Who likes the beach? Okay, not everyone. Believe me. I went through phases where I had enough sand in between my cracks. On my scalp for days. You know, a few freckles removed that were suspicious after years of no sunscreen, only vegetable oil. See: 1992-95. But then I “found” the beach again and remembered and rediscovered what a wonderful blessing it was to grow up only miles away from the ocean. And then move back again after being away for fifteen years–to now raise my own family near the beach. We always come back. Don’t get me wrong. I loved living in Mercer County, but there’s no ocean close by…and that can be hard. I know…baby violins.
As a young child my dad worked shift work at PSE&G in Newark, NJ about an hour away from our hometown, so my mom would get us out of the house for the day so that he could get some sleep. She’d take us to the beach about 8:30am until the sunset. Sometimes we’d meet our neighbor Joyce and her bag of cheap Italian-bagged cookies from Shop-Rite. They were delicious. Sometimes we’d walk up to the snack stand and get fries and ketchup or a Bomb Pop.
Back then the adults would sometimes light up a cigarette a few times a day. Now I’d vomit, but it was par for the course back then. My brother and I were pretty self-sufficient all day–in and out of the waves, sharing sips of the cherry Kool-Aid from our red and white drink cooler that clinked from the ice cubes that lasted all day long. Eating tuna fish and peanut butter and jelly and so many potato chips all day. Until my mom gave us cut up peaches or grapes.
We’d relax in our green, orange, and yellow vinyl chairs–you know the ones! It was easy and wonderful. We’d be brown all summer. Then we’d shower later at night and usually go out to play or sometimes to eat seafood with family friends.
As a teenager the beach had a totally different meaning. How tan could we get to show that tan off to the boys we liked?
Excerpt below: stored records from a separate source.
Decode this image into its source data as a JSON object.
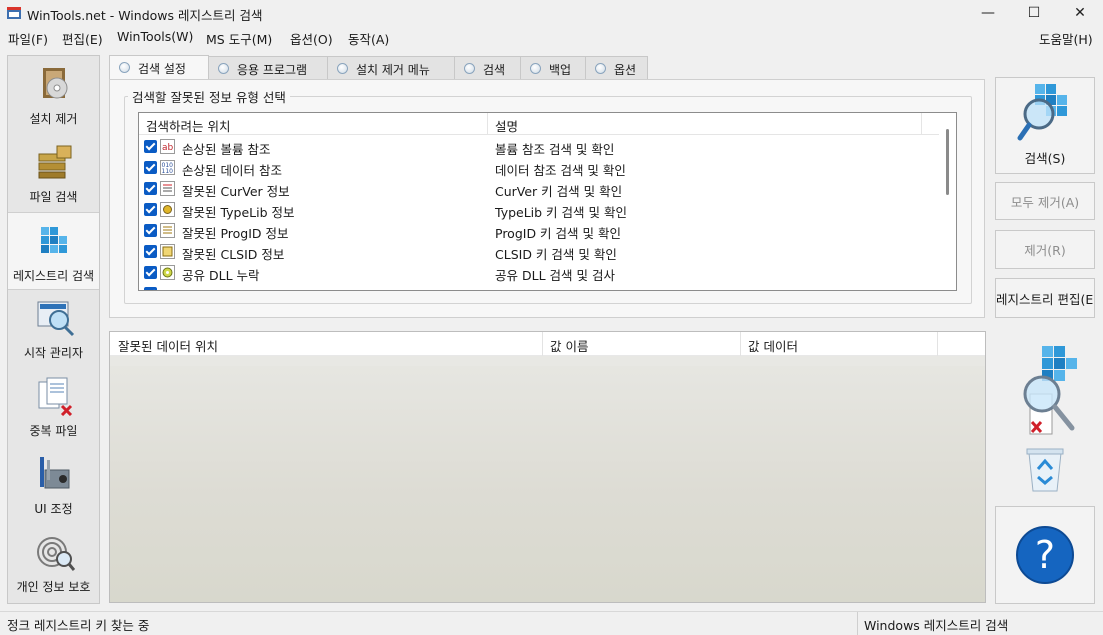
{
  "window": {
    "title": "WinTools.net - Windows 레지스트리 검색",
    "minimize_glyph": "—",
    "maximize_glyph": "☐",
    "close_glyph": "✕"
  },
  "menubar": {
    "items": [
      "파일(F)",
      "편집(E)",
      "WinTools(W)",
      "MS 도구(M)",
      "옵션(O)",
      "동작(A)"
    ],
    "help": "도움말(H)"
  },
  "sidebar": {
    "items": [
      {
        "label": "설치 제거",
        "icon": "uninstall-icon"
      },
      {
        "label": "파일 검색",
        "icon": "file-search-icon"
      },
      {
        "label": "레지스트리 검색",
        "icon": "registry-icon"
      },
      {
        "label": "시작 관리자",
        "icon": "startup-manager-icon"
      },
      {
        "label": "중복 파일",
        "icon": "duplicate-files-icon"
      },
      {
        "label": "UI 조정",
        "icon": "tools-icon"
      },
      {
        "label": "개인 정보 보호",
        "icon": "fingerprint-icon"
      }
    ],
    "active_index": 2
  },
  "tabs": [
    "검색 설정",
    "응용 프로그램",
    "설치 제거 메뉴",
    "검색",
    "백업",
    "옵션"
  ],
  "group_title": "검색할 잘못된 정보 유형 선택",
  "list": {
    "headers": [
      "검색하려는 위치",
      "설명"
    ],
    "rows": [
      {
        "name": "손상된 볼륨 참조",
        "desc": "볼륨 참조 검색 및 확인",
        "checked": true,
        "icon": "ab-icon"
      },
      {
        "name": "손상된 데이터 참조",
        "desc": "데이터 참조 검색 및 확인",
        "checked": true,
        "icon": "binary-icon"
      },
      {
        "name": "잘못된 CurVer 정보",
        "desc": "CurVer 키 검색 및 확인",
        "checked": true,
        "icon": "curver-icon"
      },
      {
        "name": "잘못된 TypeLib 정보",
        "desc": "TypeLib 키 검색 및 확인",
        "checked": true,
        "icon": "typelib-icon"
      },
      {
        "name": "잘못된 ProgID 정보",
        "desc": "ProgID 키 검색 및 확인",
        "checked": true,
        "icon": "progid-icon"
      },
      {
        "name": "잘못된 CLSID 정보",
        "desc": "CLSID 키 검색 및 확인",
        "checked": true,
        "icon": "clsid-icon"
      },
      {
        "name": "공유 DLL 누락",
        "desc": "공유 DLL 검색 및 검사",
        "checked": true,
        "icon": "dll-icon"
      }
    ]
  },
  "results": {
    "headers": [
      "잘못된 데이터 위치",
      "값 이름",
      "값 데이터"
    ]
  },
  "buttons": {
    "search": "검색(S)",
    "remove_all": "모두 제거(A)",
    "remove": "제거(R)",
    "registry_editor": "레지스트리 편집(E)",
    "help_glyph": "?"
  },
  "status": {
    "left": "정크 레지스트리 키 찾는 중",
    "right": "Windows 레지스트리 검색"
  },
  "colors": {
    "accent": "#0a5bc4",
    "help_button": "#1565c0",
    "cube": "#1f8fd6"
  }
}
Who would we see on the beach and what song would conveniently be playing on our boom box or in our walkman? Would it be a public music video or just one in our head? How tan could we get for that party later, or just the outside hang-out in the neighborhood with our Mom jeans that weren’t mom jeans yet?
Wow. Priorities. Sometimes I remember opening a book on the beach, but mostly we’d tan. I could never (still can’t) sit still long enough, so I would still ride the waves as a teen. When I say ride the waves, I mean with my body. You really don’t need a surfboard.
I had one of my best first kisses on the beach at night in May of 1995, my senior year. The beach is where my husband told me he loved me for the first time in 2005. The beach is where I’d figure things out with my walkman in my ears. The beach is a breathing entity. Now it’s a place I can meditate near or on. It’s a setting to breathe in and figure out why a certain scene isn’t working in my book, or why my characters aren’t feeling real.
My kids love to find shells. Who doesn’t? My kids love the saltwater. It’s just what we do down here as soon as the temperature allows. Differently than my mom, I cannot spend an entire day on the beach because of my shorter attention span and the information about skin cancer. 🙂 But we like to go after 3pm when the crowds thin and the sun calms.
Freddi Birdoni lives by the beach on the bay in Black Licorice. The beach is a backdrop for her anger, her peace, her new takes on life, her music, and her friendships. You pick. Why wouldn’t I write my novels in this setting? It’s what I know, and when you write what you know, it shows. I would love, love if you share with me your favorite beach memories, whether it’s the Atlantic or the Pacific. Or even the Gulf! You can send it in an email to let me know you connected with this content.
In this time of quarantine, the beach is still there for us. As soon as a warm day pops up, we will get in the car and go. Bundled up. Because it’s wide open, cold, and pretty empty this time of year. How lucky is that? VERY.
Love and good health,